3. A lot of the crypto is controlled by service providers (like SSL and Facebook), but much more of it is controlled by the end users.  If Joe and I are talking to each other, we share a secret that only we know and that is used as the key.  The fact that the key is secret is what makes it secure.  If that key gets out, then all traffic past, present and future, that was protected with that key, is compromised.  And the feds would like businesses to give that to them freely.  I don’t think that is going to happen.  I have been known to be wrong before.  I think I was once in 1997.  Or maybe 1998.

The government has been trying to build back doors into encryption since at least 1993 when they came out with the idea of the Clipper chip.  It didn’t sell then and it is not likely to sell now.  My two cents.

Mitch

Microsoft, Amazon and Apple fighting together for privacy

The Department of Justice appears to be doing its best to kill off the cloud – at least in the U.S.

Microsoft has been fighting, for months, a DoJ search warrant to provide emails and address book information for a customer who’s data is stored in an Irish data center.

Microsoft has been fighting this search warrant at least since April when a New York judge ordered Microsoft to turn over the emails, but also suspended that order pending appeal.  This week Microsoft filed an appeal of the order and included Amicus briefs from Amazon, Apple, AT&T, eBay, Verizon and dozens of other organizations.

Assuming those emails were stored on the user’s PC in Ireland, it would be clear that the DoJ would need to get the Irish courts involved.  They could do a black bag job, but then the U.S. courts would never admit the evidence.

The reason, at least in part, for why there were over 40 amicus filings with this appeal is that part of the DoJ’s claim is that when personal emails and other documents are stored in the cloud they are no longer personal property, but rather business records, owned in part by the cloud providers.

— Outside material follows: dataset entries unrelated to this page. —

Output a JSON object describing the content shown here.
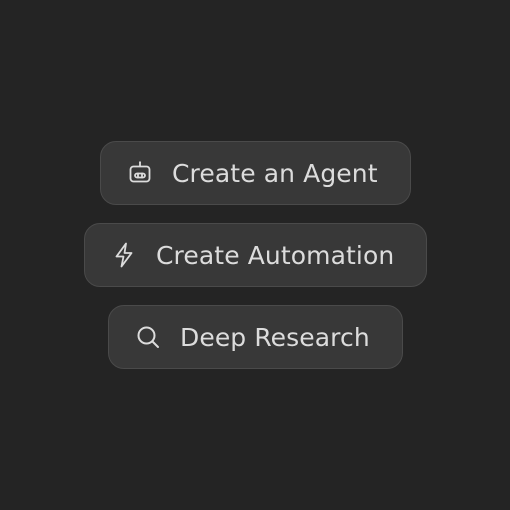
{
  "actions": [
    {
      "label": "Create an Agent",
      "icon": "robot-icon"
    },
    {
      "label": "Create Automation",
      "icon": "lightning-bolt-icon"
    },
    {
      "label": "Deep Research",
      "icon": "search-icon"
    }
  ],
  "colors": {
    "background": "#242424",
    "pill_background": "#383838",
    "pill_border": "#4a4a4a",
    "text": "#dcdcdc"
  }
}
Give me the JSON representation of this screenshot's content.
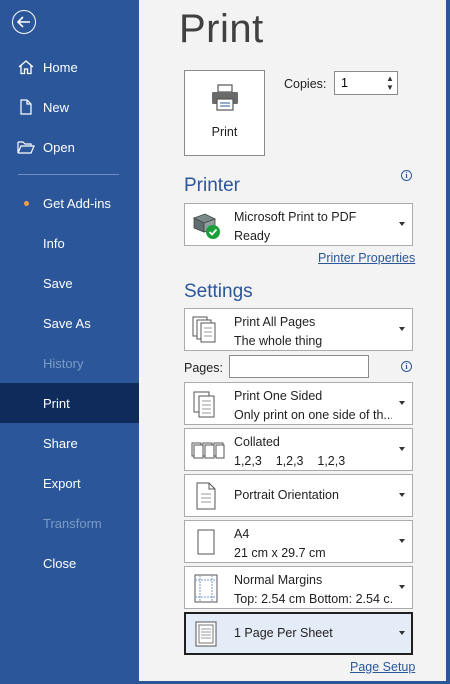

While the records for this case are sealed, it appears to be part of a drug investigation and what is not clear is whether this person is a U.S. Citizen living in the US.

Microsoft is arguing that this data is being held by an Irish company (the Irish subsidiary of Microsoft) and if you want the data, you need to do so in Irish courts according to Irish law.  Assuming that this person they are going after is not an American, this makes perfect sense.

Microsoft argues that the U.S. would  not be fond of say, the Russian government ordering the Russian subsidiary of Microsoft to hand over information held in the U.S.  based on a Russian search warrant and Russian law — and that is hard to argue.

In another article,  Microsoft EVP and general counsel Brad Smith, when asked if users should encrypt their email in the cloud, said that encryption is important and protects data in many circumstances, but said that it would make it hard for Microsoft to hand over your stuff to the feds if it was encrypted.  Duh!  And your point is?  I am not sure what the downside to Microsoft is if they were to say yes to that question.  I don’t get their hedging.  Obviously, if they did that, like Apple and Google are doing with their smartphones, it would make the feds upset, but is that their logic?

Remember – and this is very important – that any form of transparent encryption where Microsoft or any other cloud provider holds the encryption keys, DOES NOT STOP THE PROVIDER FROM TURNING OVER YOUR DATA IF THEY WANT TO.  In fact, Smith specifically said that if the cloud provider does not hold the encryption keys, things get problematic for them (Microsoft).

If after all the appeals, the courts hold that YOUR data stored in the cloud is no longer personal property and is owned, at least in part, by the service provider, that will have a huge negative impact on U.S. cloud providers like Amazon, Google and Microsoft.  Constitutionally, the protection of your stuff, if it is ruled to be a business record of the cloud provider you are using, is dramatically less than if it is your personal property.

I assume this is likely to be appealed all the way up the the Supreme Court, so stay tuned.